Spending on roads, rail and other infrastructure projects has received a multi-billion dollar boost in the NSW budget handed down this week, despite the state facing a record deficit.
NSW’s debt is forecast to soar to $105 billion by 2023-24 as record borrowing to fund its $30 billion infrastructure pipeline continues to ramp up in the hopes it will drive job creation and reduce the state’s unemployment rate, which is on track to hit 7.5 per cent this year.
NSW Treasurer Dominic Perrottet said the budget had made targeted investments to turbo-charge jobs over the next five years with up to 270,000 people expected to return to the workforce by mid-2024.
“The risk of long-term economic damage is too great if we do not take action, so we are taking advantage of record low interest rates and a strong balance sheet to turbo-charge our recovery.
“This budget includes measures to chart a course back to surplus by 2024-25, and a strong economic recovery will support that goal,” Perrottet said.
Employers will get a major recovery boost with $2.8 billion in payroll tax cuts including increasing the threshold from $1 million to $1.2 million to lower the cost of creating jobs, while a $5 million program will help small businesses apply for tenders.
Some businesses that are under the payroll tax threshold will also receive $1,500 vouchers to cover government fees.
The NSW government has also outlined major plans to push further into its shovel-ready infrastructure splurge, promising to spend more than $107.1 billion over the next four years to spur economic growth by generating upwards of 145,000 jobs per year.
The state received more funding than any other state for new projects as part of the federal budget earlier this year, securing some $2.7 billion, with $1.8 billion going to the proposed Sydney Metro-Western Sydney Airport rail line.
As part of the state budget, a further $30 billion will be spent in the next 12 months, including $18.2 billion on transport, $2.1 billion on health and $1.2 billion on education.

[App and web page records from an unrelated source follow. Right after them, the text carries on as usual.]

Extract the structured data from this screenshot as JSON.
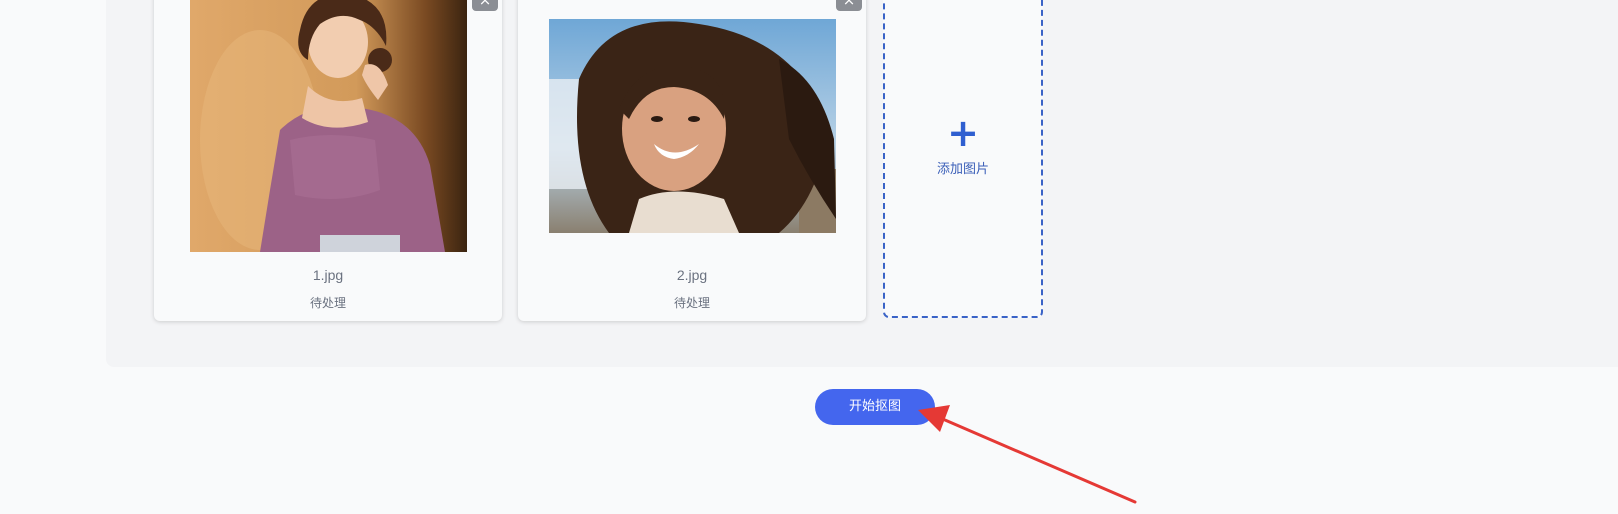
{
  "images": [
    {
      "filename": "1.jpg",
      "status": "待处理",
      "remove_glyph": "×"
    },
    {
      "filename": "2.jpg",
      "status": "待处理",
      "remove_glyph": "×"
    }
  ],
  "add_tile": {
    "icon": "plus-icon",
    "plus_glyph": "+",
    "label": "添加图片"
  },
  "start_button": {
    "label": "开始抠图"
  },
  "colors": {
    "accent": "#4466ee",
    "add_border": "#3a63c7",
    "annotation_arrow": "#e53935"
  }
}
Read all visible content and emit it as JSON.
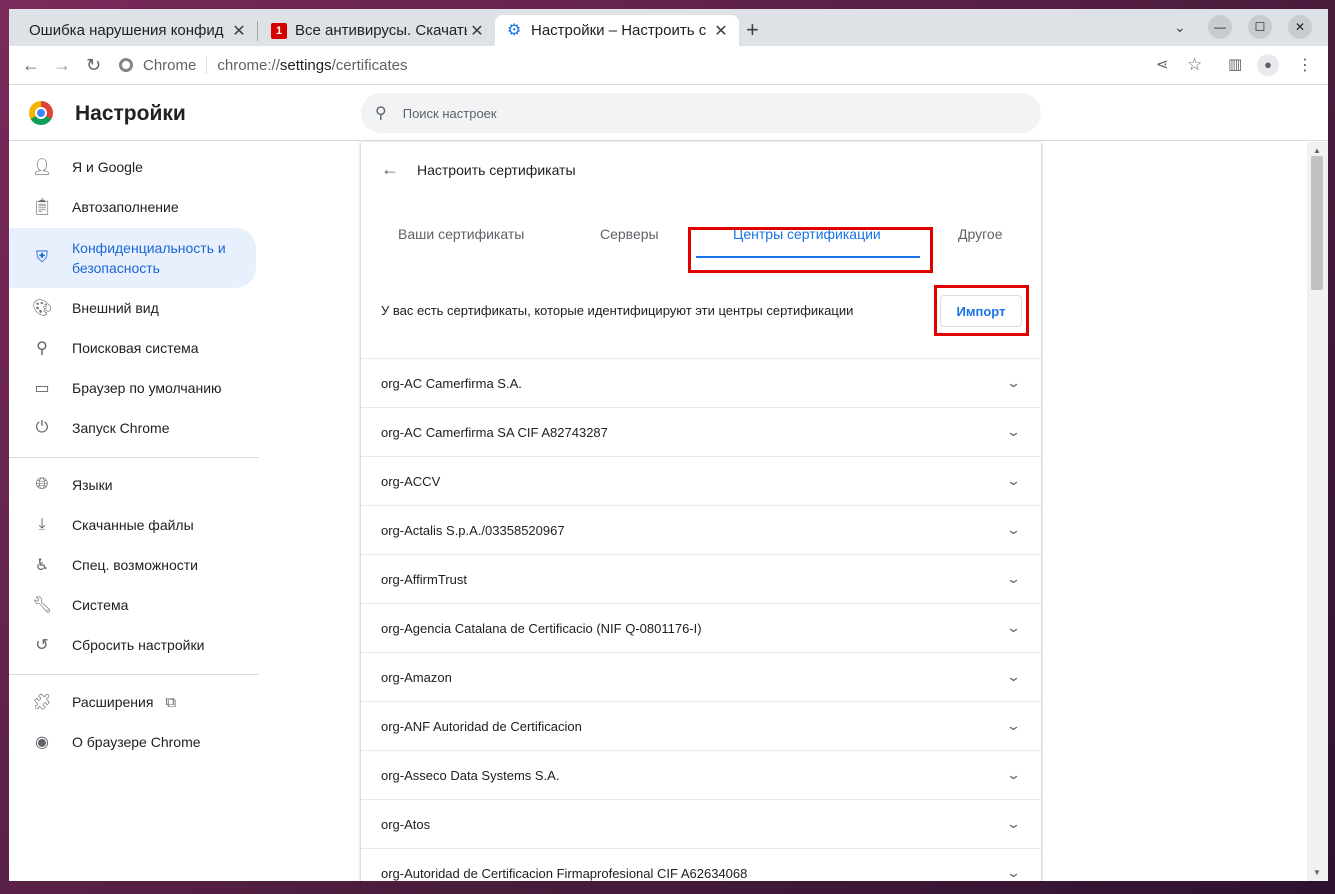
{
  "tabs": [
    {
      "title": "Ошибка нарушения конфид",
      "icon": "generic-page-icon"
    },
    {
      "title": "Все антивирусы. Скачать",
      "icon": "antivirus-site-icon"
    },
    {
      "title": "Настройки – Настроить с",
      "icon": "settings-gear-icon"
    }
  ],
  "toolbar": {
    "site_chip": "Chrome",
    "url_scheme": "chrome://",
    "url_host": "settings",
    "url_path": "/certificates"
  },
  "header": {
    "title": "Настройки",
    "search_placeholder": "Поиск настроек"
  },
  "sidebar": {
    "items": [
      {
        "label": "Я и Google",
        "icon": "person-icon"
      },
      {
        "label": "Автозаполнение",
        "icon": "clipboard-icon"
      },
      {
        "label": "Конфиденциальность и безопасность",
        "icon": "shield-icon",
        "selected": true
      },
      {
        "label": "Внешний вид",
        "icon": "palette-icon"
      },
      {
        "label": "Поисковая система",
        "icon": "search-icon"
      },
      {
        "label": "Браузер по умолчанию",
        "icon": "browser-window-icon"
      },
      {
        "label": "Запуск Chrome",
        "icon": "power-icon"
      },
      {
        "label": "Языки",
        "icon": "globe-icon"
      },
      {
        "label": "Скачанные файлы",
        "icon": "download-icon"
      },
      {
        "label": "Спец. возможности",
        "icon": "accessibility-icon"
      },
      {
        "label": "Система",
        "icon": "wrench-icon"
      },
      {
        "label": "Сбросить настройки",
        "icon": "restore-icon"
      },
      {
        "label": "Расширения",
        "icon": "puzzle-icon"
      },
      {
        "label": "О браузере Chrome",
        "icon": "chrome-icon"
      }
    ]
  },
  "main": {
    "subpage_title": "Настроить сертификаты",
    "tabs": [
      {
        "label": "Ваши сертификаты"
      },
      {
        "label": "Серверы"
      },
      {
        "label": "Центры сертификации",
        "active": true
      },
      {
        "label": "Другое"
      }
    ],
    "info_text": "У вас есть сертификаты, которые идентифицируют эти центры сертификации",
    "import_label": "Импорт",
    "certificates": [
      "org-AC Camerfirma S.A.",
      "org-AC Camerfirma SA CIF A82743287",
      "org-ACCV",
      "org-Actalis S.p.A./03358520967",
      "org-AffirmTrust",
      "org-Agencia Catalana de Certificacio (NIF Q-0801176-I)",
      "org-Amazon",
      "org-ANF Autoridad de Certificacion",
      "org-Asseco Data Systems S.A.",
      "org-Atos",
      "org-Autoridad de Certificacion Firmaprofesional CIF A62634068"
    ]
  },
  "colors": {
    "accent": "#1a73e8",
    "selected_bg": "#e8f0fe",
    "highlight_box": "#e00000"
  }
}
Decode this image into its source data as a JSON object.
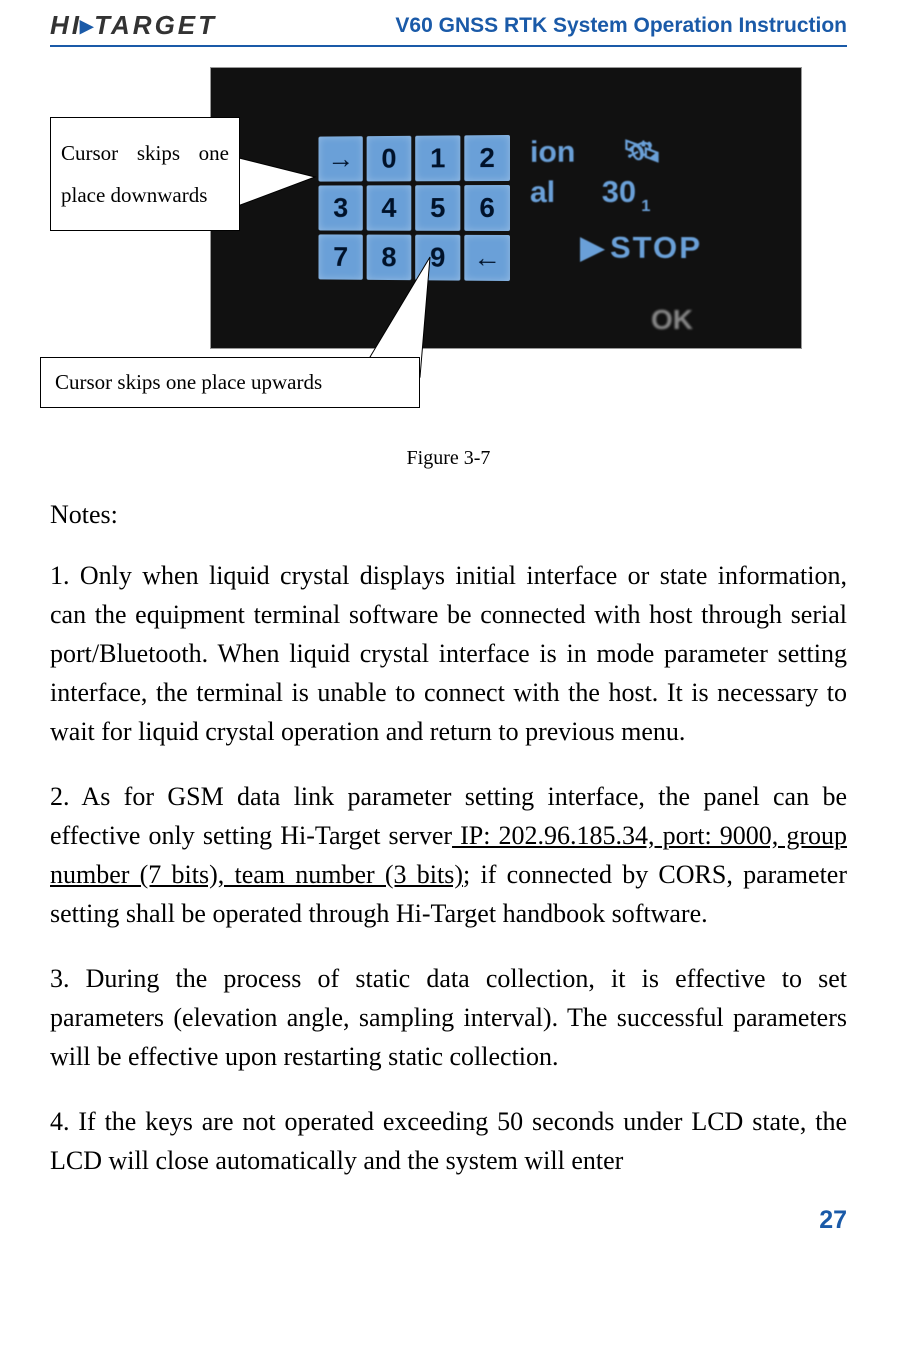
{
  "header": {
    "logo_left": "HI",
    "logo_right": "TARGET",
    "title": "V60 GNSS RTK System Operation Instruction"
  },
  "figure": {
    "callout1_line1": "Cursor skips one",
    "callout1_line2": "place downwards",
    "callout2": "Cursor skips one place upwards",
    "caption": "Figure 3-7",
    "keypad": [
      "→",
      "0",
      "1",
      "2",
      "3",
      "4",
      "5",
      "6",
      "7",
      "8",
      "9",
      "←"
    ],
    "status_ion": "ion",
    "status_al": "al",
    "status_30": "30",
    "status_1": "1",
    "status_stop": "STOP",
    "ok": "OK",
    "arrow_glyph": "▶",
    "sat_glyph": "🛰"
  },
  "body": {
    "notes_heading": "Notes:",
    "note1": "1. Only when liquid crystal displays initial interface or state information, can the equipment terminal software be connected with host through serial port/Bluetooth. When liquid crystal interface is in mode parameter setting interface, the terminal is unable to connect with the host. It is necessary to wait for liquid crystal operation and return to previous menu.",
    "note2_a": "2. As for GSM data link parameter setting interface, the panel can be effective only setting Hi-Target server",
    "note2_u": " IP: 202.96.185.34, port: 9000, group number (7 bits), team number (3 bits)",
    "note2_b": "; if connected by CORS, parameter setting shall be operated through Hi-Target handbook software.",
    "note3": "3. During the process of static data collection, it is effective to set parameters (elevation angle, sampling interval). The successful parameters will be effective upon restarting static collection.",
    "note4": "4. If the keys are not operated exceeding 50 seconds under LCD state, the LCD will close automatically and the system will enter"
  },
  "page_number": "27"
}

A further commitment of $650 million to the first stage of the $2.4 billion Parramatta light rail in Sydney’s west has also been made, as the first tracks of the transport project are currently being laid.
Upwards of $200 million will be provided for upgrades at railway stations with $43 million towards regional trains in Dubbo, $35 million to improve spots south west Sydney’s Heathcoate Road and $44 million towards the upgrade of Picton Road in the Illawarra.
The state government will also place $8.7 billion towards regional roads and transport, with most major highways around Sydney receiving investment.
Nearly $3 billion has been earmarked to build new or upgrade existing hospitals and healthcare facilities across the state.
As part of the upgrades, stage two of the $1 billion redevelopment of Penrith’s Nepean Hospital will be fast-tracked with a new intensive care unit, among other facilities.
The NSW government will also spend more than $812 million on building or upgrading social housing, with upwards of 1,300 dwellings planned to help create jobs while attempting to bridge the demand for affordable housing.
It comes as the Victorian government looks to spend $5.3 billion on social housing.
Regional schools have also been provided $650 million for new infrastructure.
The NSW government has also proposed a shift away from stamp duty to an annual property tax based on land values.
Buyers will be given the choice between the two, with the property tax option locking in all future owners of the site to the annual levy.
Stamp duties on the transfer of property, on average 4 per cent of their entire value of the property in government stamp duties, are the second-largest source of state tax revenue and generating 24 per cent of state tax revenue.
Real Estate Institute of Australia president Adrian Kelly said the reform would have “knock-on” benefits to the economy and needed to be preserved moving forward.
“Whilst reforms in the budget may prove to be a promising start, replacing one tax with another does not solve the long-term problem Australia’s property market is facing.
“Stamp duties on conveyances are inconsistent with the needs of a modern tax system and should be replaced with a more efficient means of raising revenue,” Kelly said.
Just as it did to the federal budget, the pandemic has smashed the public finances of the nation’s largest state, turning an expected surplus into a $16 billion deficit.
The NSW government said it expects the budget position to improve steadily by the middle of next year.
Perrottet has predicted the state will be back in surplus by 2024, describing this year’s budget as one “equally focused on reform, to forge a brighter future for our people”.